| PROBLEM REQUIREMENTS |
For every entry, output the exact wording.

RECORDS SHOWN below:

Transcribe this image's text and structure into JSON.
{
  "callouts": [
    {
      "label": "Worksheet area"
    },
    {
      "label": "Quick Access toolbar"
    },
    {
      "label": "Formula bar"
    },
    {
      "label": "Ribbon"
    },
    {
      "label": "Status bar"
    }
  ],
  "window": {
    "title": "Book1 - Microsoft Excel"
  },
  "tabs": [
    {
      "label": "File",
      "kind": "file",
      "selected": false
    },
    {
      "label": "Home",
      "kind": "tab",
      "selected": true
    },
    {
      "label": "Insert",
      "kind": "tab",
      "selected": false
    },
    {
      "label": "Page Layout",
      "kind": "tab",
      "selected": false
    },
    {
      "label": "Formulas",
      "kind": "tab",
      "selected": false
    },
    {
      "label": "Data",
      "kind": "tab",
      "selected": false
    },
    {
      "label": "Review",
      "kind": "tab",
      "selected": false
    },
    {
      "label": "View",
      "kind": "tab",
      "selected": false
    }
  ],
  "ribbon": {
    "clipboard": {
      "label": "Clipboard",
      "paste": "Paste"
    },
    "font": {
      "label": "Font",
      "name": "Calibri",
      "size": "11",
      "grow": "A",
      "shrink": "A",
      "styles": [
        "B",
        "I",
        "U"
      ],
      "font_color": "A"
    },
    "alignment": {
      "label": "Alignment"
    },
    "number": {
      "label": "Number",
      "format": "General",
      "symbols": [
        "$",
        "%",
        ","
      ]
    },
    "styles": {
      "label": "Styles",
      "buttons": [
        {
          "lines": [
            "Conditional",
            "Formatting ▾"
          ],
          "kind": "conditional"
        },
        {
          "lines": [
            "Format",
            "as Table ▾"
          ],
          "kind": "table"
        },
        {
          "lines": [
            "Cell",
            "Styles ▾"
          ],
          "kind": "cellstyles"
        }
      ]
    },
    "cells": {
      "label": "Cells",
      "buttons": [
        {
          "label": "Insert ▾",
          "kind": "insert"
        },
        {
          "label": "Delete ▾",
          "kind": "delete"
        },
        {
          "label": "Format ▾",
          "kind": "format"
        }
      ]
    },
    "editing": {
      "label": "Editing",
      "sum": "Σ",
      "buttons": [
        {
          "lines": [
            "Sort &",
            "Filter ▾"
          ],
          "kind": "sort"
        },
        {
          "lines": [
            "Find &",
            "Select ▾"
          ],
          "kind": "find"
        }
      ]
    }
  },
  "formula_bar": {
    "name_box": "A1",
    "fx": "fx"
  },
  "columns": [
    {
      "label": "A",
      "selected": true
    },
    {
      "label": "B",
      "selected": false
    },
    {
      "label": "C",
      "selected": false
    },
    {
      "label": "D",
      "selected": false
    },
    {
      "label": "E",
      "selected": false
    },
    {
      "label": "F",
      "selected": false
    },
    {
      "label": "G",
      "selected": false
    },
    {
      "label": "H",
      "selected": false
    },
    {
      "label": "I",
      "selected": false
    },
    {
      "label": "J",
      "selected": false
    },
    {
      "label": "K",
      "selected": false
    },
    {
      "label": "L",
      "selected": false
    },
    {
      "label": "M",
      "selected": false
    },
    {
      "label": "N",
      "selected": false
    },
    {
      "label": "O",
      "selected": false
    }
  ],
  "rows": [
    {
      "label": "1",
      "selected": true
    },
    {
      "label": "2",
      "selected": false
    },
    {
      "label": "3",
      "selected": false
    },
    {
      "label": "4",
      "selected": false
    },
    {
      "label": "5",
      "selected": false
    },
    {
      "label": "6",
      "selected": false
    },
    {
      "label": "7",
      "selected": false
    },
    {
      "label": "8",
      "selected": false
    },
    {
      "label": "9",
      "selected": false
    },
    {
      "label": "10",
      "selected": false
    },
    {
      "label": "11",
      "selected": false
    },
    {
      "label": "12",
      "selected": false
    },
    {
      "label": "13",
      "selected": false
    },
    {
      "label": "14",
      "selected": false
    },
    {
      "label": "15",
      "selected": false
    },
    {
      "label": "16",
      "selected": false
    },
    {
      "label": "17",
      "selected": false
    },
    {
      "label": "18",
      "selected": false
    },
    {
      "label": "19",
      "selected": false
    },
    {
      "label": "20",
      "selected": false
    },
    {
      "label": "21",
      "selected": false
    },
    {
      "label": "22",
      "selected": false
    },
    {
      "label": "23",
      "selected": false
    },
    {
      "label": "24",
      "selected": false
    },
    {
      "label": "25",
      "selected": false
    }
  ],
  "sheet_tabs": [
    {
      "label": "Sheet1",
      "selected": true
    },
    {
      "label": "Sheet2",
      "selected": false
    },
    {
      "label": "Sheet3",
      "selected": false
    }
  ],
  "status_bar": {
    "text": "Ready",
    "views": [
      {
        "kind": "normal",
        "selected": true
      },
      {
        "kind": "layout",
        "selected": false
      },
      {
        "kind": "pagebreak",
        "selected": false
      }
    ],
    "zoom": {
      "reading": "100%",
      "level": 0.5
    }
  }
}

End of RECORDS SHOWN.

| RESPONSE AREA |
Transcribe this image's text and structure into JSON.
{
  "callouts": [
    {
      "label": "Worksheet area"
    },
    {
      "label": "Quick Access toolbar"
    },
    {
      "label": "Formula bar"
    },
    {
      "label": "Ribbon"
    },
    {
      "label": "Status bar"
    }
  ],
  "window": {
    "title": "Book1 - Microsoft Excel"
  },
  "tabs": [
    {
      "label": "File",
      "kind": "file",
      "selected": false
    },
    {
      "label": "Home",
      "kind": "tab",
      "selected": true
    },
    {
      "label": "Insert",
      "kind": "tab",
      "selected": false
    },
    {
      "label": "Page Layout",
      "kind": "tab",
      "selected": false
    },
    {
      "label": "Formulas",
      "kind": "tab",
      "selected": false
    },
    {
      "label": "Data",
      "kind": "tab",
      "selected": false
    },
    {
      "label": "Review",
      "kind": "tab",
      "selected": false
    },
    {
      "label": "View",
      "kind": "tab",
      "selected": false
    }
  ],
  "ribbon": {
    "clipboard": {
      "label": "Clipboard",
      "paste": "Paste"
    },
    "font": {
      "label": "Font",
      "name": "Calibri",
      "size": "11",
      "grow": "A",
      "shrink": "A",
      "styles": [
        "B",
        "I",
        "U"
      ],
      "font_color": "A"
    },
    "alignment": {
      "label": "Alignment"
    },
    "number": {
      "label": "Number",
      "format": "General",
      "symbols": [
        "$",
        "%",
        ","
      ]
    },
    "styles": {
      "label": "Styles",
      "buttons": [
        {
          "lines": [
            "Conditional",
            "Formatting ▾"
          ],
          "kind": "conditional"
        },
        {
          "lines": [
            "Format",
            "as Table ▾"
          ],
          "kind": "table"
        },
        {
          "lines": [
            "Cell",
            "Styles ▾"
          ],
          "kind": "cellstyles"
        }
      ]
    },
    "cells": {
      "label": "Cells",
      "buttons": [
        {
          "label": "Insert ▾",
          "kind": "insert"
        },
        {
          "label": "Delete ▾",
          "kind": "delete"
        },
        {
          "label": "Format ▾",
          "kind": "format"
        }
      ]
    },
    "editing": {
      "label": "Editing",
      "sum": "Σ",
      "buttons": [
        {
          "lines": [
            "Sort &",
            "Filter ▾"
          ],
          "kind": "sort"
        },
        {
          "lines": [
            "Find &",
            "Select ▾"
          ],
          "kind": "find"
        }
      ]
    }
  },
  "formula_bar": {
    "name_box": "A1",
    "fx": "fx"
  },
  "columns": [
    {
      "label": "A",
      "selected": true
    },
    {
      "label": "B",
      "selected": false
    },
    {
      "label": "C",
      "selected": false
    },
    {
      "label": "D",
      "selected": false
    },
    {
      "label": "E",
      "selected": false
    },
    {
      "label": "F",
      "selected": false
    },
    {
      "label": "G",
      "selected": false
    },
    {
      "label": "H",
      "selected": false
    },
    {
      "label": "I",
      "selected": false
    },
    {
      "label": "J",
      "selected": false
    },
    {
      "label": "K",
      "selected": false
    },
    {
      "label": "L",
      "selected": false
    },
    {
      "label": "M",
      "selected": false
    },
    {
      "label": "N",
      "selected": false
    },
    {
      "label": "O",
      "selected": false
    }
  ],
  "rows": [
    {
      "label": "1",
      "selected": true
    },
    {
      "label": "2",
      "selected": false
    },
    {
      "label": "3",
      "selected": false
    },
    {
      "label": "4",
      "selected": false
    },
    {
      "label": "5",
      "selected": false
    },
    {
      "label": "6",
      "selected": false
    },
    {
      "label": "7",
      "selected": false
    },
    {
      "label": "8",
      "selected": false
    },
    {
      "label": "9",
      "selected": false
    },
    {
      "label": "10",
      "selected": false
    },
    {
      "label": "11",
      "selected": false
    },
    {
      "label": "12",
      "selected": false
    },
    {
      "label": "13",
      "selected": false
    },
    {
      "label": "14",
      "selected": false
    },
    {
      "label": "15",
      "selected": false
    },
    {
      "label": "16",
      "selected": false
    },
    {
      "label": "17",
      "selected": false
    },
    {
      "label": "18",
      "selected": false
    },
    {
      "label": "19",
      "selected": false
    },
    {
      "label": "20",
      "selected": false
    },
    {
      "label": "21",
      "selected": false
    },
    {
      "label": "22",
      "selected": false
    },
    {
      "label": "23",
      "selected": false
    },
    {
      "label": "24",
      "selected": false
    },
    {
      "label": "25",
      "selected": false
    }
  ],
  "sheet_tabs": [
    {
      "label": "Sheet1",
      "selected": true
    },
    {
      "label": "Sheet2",
      "selected": false
    },
    {
      "label": "Sheet3",
      "selected": false
    }
  ],
  "status_bar": {
    "text": "Ready",
    "views": [
      {
        "kind": "normal",
        "selected": true
      },
      {
        "kind": "layout",
        "selected": false
      },
      {
        "kind": "pagebreak",
        "selected": false
      }
    ],
    "zoom": {
      "reading": "100%",
      "level": 0.5
    }
  }
}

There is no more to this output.